DOE awards $12 million to spur adoption of rooftop solar
The DOE SunShot Initiative is a collaborative national effort to make solar cost-competitive with other forms of energy by the end of the decade
Washington, D.C., December 2, 2011 — As part of the U.S. Department of Energy's SunShot Initiative, Energy Secretary Steven Chu announced $12 million in funding for the awardees of the Rooftop Solar Challenge.
The program supports 22 regional teams to spur solar power deployment by cutting red tape — streamlining and standardizing permitting, zoning, metering and connection processes — and improving finance options to reduce barriers and lower costs for residential and small commercial rooftop solar systems.

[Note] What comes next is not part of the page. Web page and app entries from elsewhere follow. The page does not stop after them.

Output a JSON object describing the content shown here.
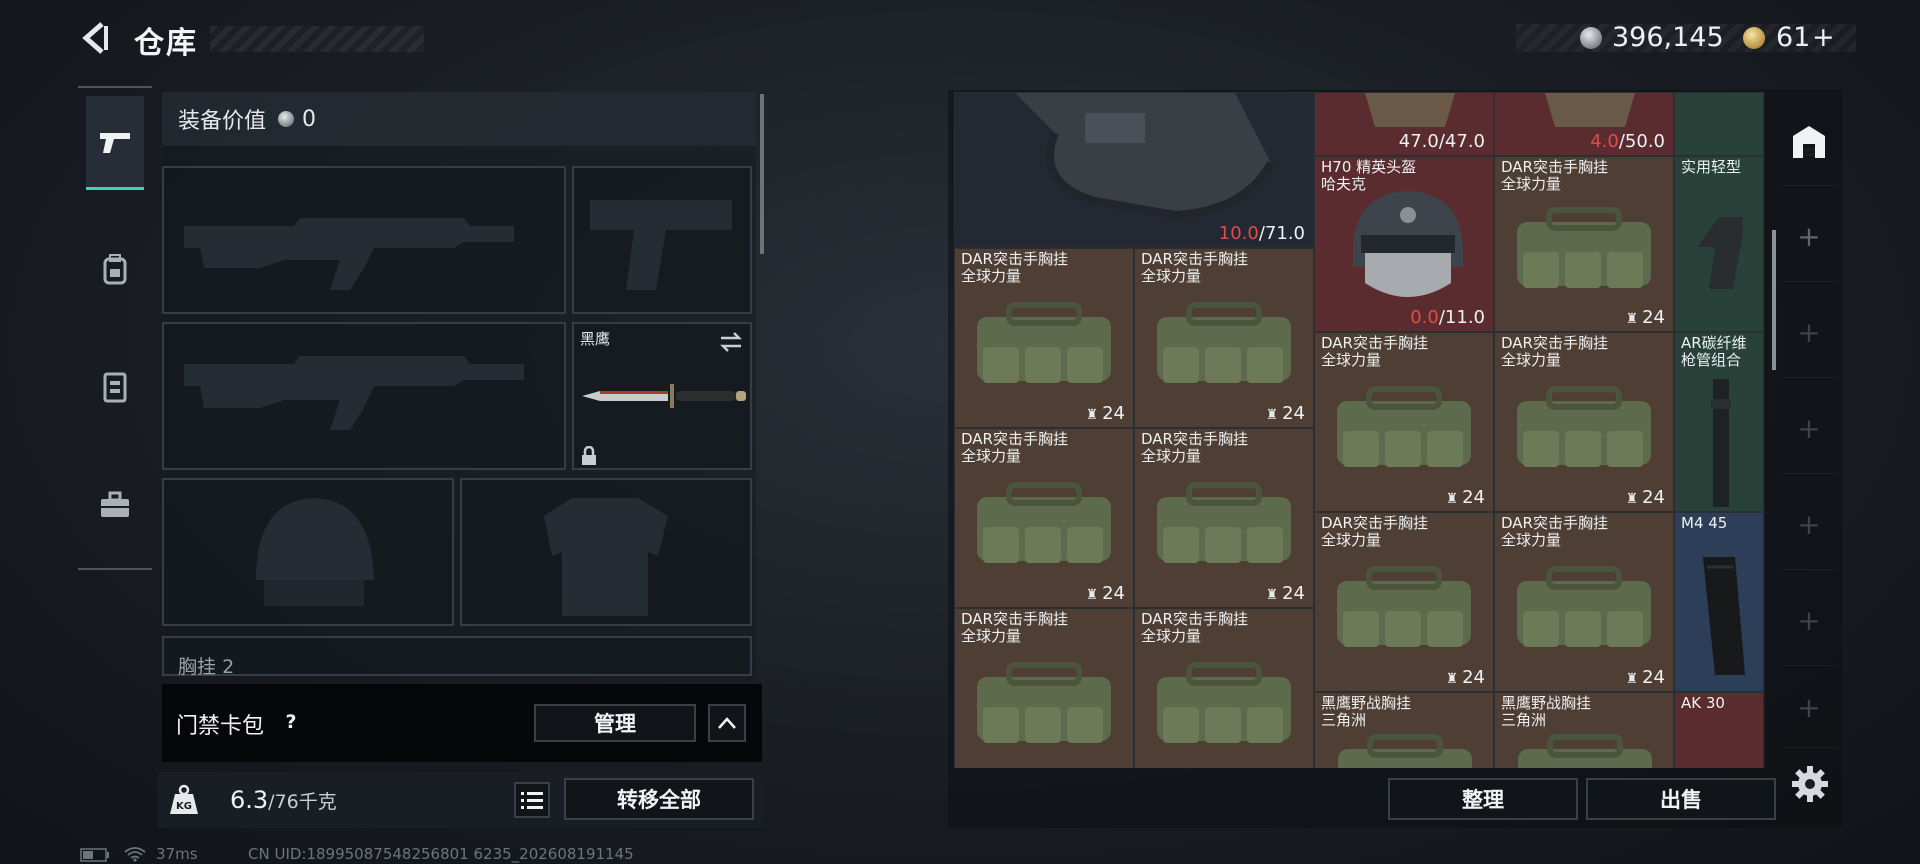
{
  "header": {
    "back_label": "back",
    "title": "仓库"
  },
  "currency": {
    "silver_amount": "396,145",
    "gold_amount": "61",
    "gold_add": "+"
  },
  "tabs": [
    {
      "name": "weapons",
      "icon": "pistol-icon",
      "active": true
    },
    {
      "name": "backpack",
      "icon": "backpack-icon",
      "active": false
    },
    {
      "name": "vest",
      "icon": "vest-icon",
      "active": false
    },
    {
      "name": "case",
      "icon": "briefcase-icon",
      "active": false
    }
  ],
  "equipment": {
    "value_label": "装备价值",
    "value_amount": "0",
    "melee_label": "黑鹰",
    "chest_label": "胸挂",
    "chest_count": "2"
  },
  "keycard": {
    "label": "门禁卡包",
    "help": "?",
    "manage_label": "管理"
  },
  "weight": {
    "current": "6.3",
    "max": "/76千克",
    "transfer_label": "转移全部"
  },
  "status": {
    "ping": "37ms",
    "uid": "CN UID:18995087548256801 6235_202608191145"
  },
  "storage": {
    "top_row": [
      {
        "value": "47.0",
        "max": "/47.0"
      },
      {
        "value": "4.0",
        "max": "/50.0"
      }
    ],
    "large_item": {
      "value": "10.0",
      "max": "/71.0"
    },
    "helmet": {
      "name": "H70 精英头盔\n哈夫克",
      "value": "0.0",
      "max": "/11.0"
    },
    "bag_name": "DAR突击手胸挂\n全球力量",
    "bag_count": "24",
    "field_vest_name": "黑鹰野战胸挂\n三角洲",
    "side_items": [
      {
        "name": "实用轻型"
      },
      {
        "name": "AR碳纤维\n枪管组合"
      },
      {
        "name": "M4 45"
      },
      {
        "name": "AK 30"
      }
    ]
  },
  "actions": {
    "sort_label": "整理",
    "sell_label": "出售"
  },
  "colors": {
    "accent": "#3fd1b0",
    "durability_red": "#e24b4b",
    "bag_cell": "#4e3e33",
    "helmet_cell": "#5a2c2f",
    "mag_cell": "#2c3e58"
  }
}
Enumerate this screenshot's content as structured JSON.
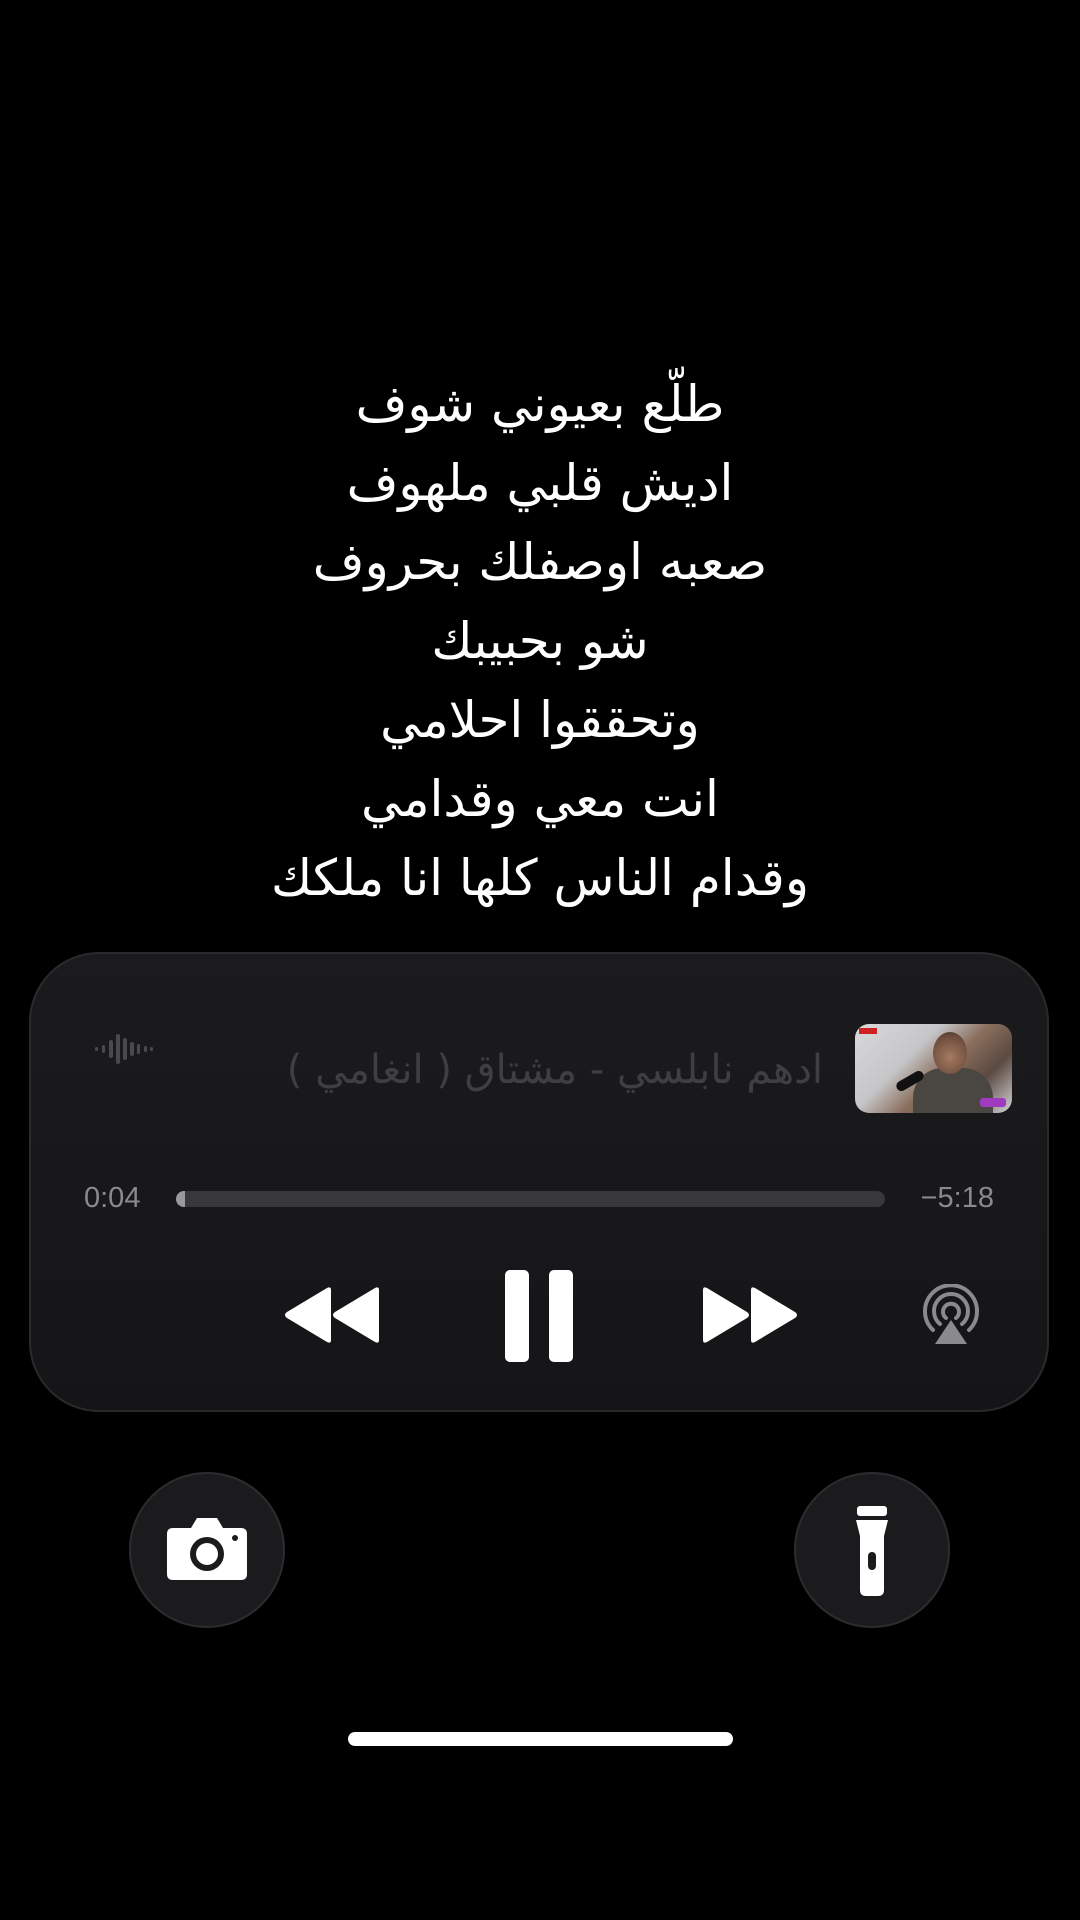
{
  "lyrics": {
    "lines": [
      "طلّع بعيوني شوف",
      "اديش قلبي ملهوف",
      "صعبه اوصفلك بحروف",
      "شو بحبيبك",
      "وتحققوا احلامي",
      "انت معي وقدامي",
      "وقدام الناس كلها انا ملكك"
    ]
  },
  "now_playing": {
    "title": "ادهم نابلسي - مشتاق ( انغامي )",
    "artwork_icon": "album-artwork",
    "waveform_icon": "waveform-icon",
    "elapsed": "0:04",
    "remaining": "−5:18",
    "progress_fraction": 0.013,
    "controls": {
      "rewind_icon": "rewind-icon",
      "pause_icon": "pause-icon",
      "forward_icon": "fast-forward-icon",
      "airplay_icon": "airplay-icon"
    }
  },
  "quick_actions": {
    "left_icon": "camera-icon",
    "right_icon": "flashlight-icon"
  },
  "colors": {
    "background": "#000000",
    "player_bg": "#1b1b1d",
    "text_primary": "#ffffff",
    "text_dim": "#3f3f42",
    "time_text": "#8a8a8e"
  }
}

This project is part of the DOE's larger effort to make solar energy more accessible and affordable, increase domestic solar deployment, and position the U.S. as a leader in the rapidly-growing global solar market.
The DOE SunShot Initiative is a collaborative national effort to make solar cost-competitive with other forms of energy by the end of the decade. Reducing the installed cost of solar energy systems by about 75 percent will drive widespread large-scale adoption of solar — fortifying U.S. leadership in the global clean energy race while spurring new industries and job creation across the nation.
Non-hardware, or "soft," costs like permitting, installation, design and maintenance currently account for up to 40 percent of the total cost of installed rooftop photovoltaic systems in the U.S.
Across the nation today, there are more than 18,000 local jurisdictions with their own PV permitting requirements, land use codes and zoning ordinances; more than 5,000 utilities that are implementing standards for connecting and selling energy back to the energy grid; and all 50 states are developing their own connection standards and processes for supplying and pricing energy sold back to the grid.
Using a "race to the top" model, the Rooftop Solar Challenge incentivizes the regional awardees to address the differing and expensive permitting, zoning, metering, and connection processes required to install and finance residential and small business solar systems.
The 22 teams bring together city, county, and state officials, regulatory entities, private industry, universities, local utilities and other regional stakeholders to clear a path for rapid expansion of solar energy and serve as models for other communities across the country.
The teams will implement step-by-step actions to standardize permit processes, update planning and zoning codes, improve standards for connecting solar power to the electric grid and increase access to financing.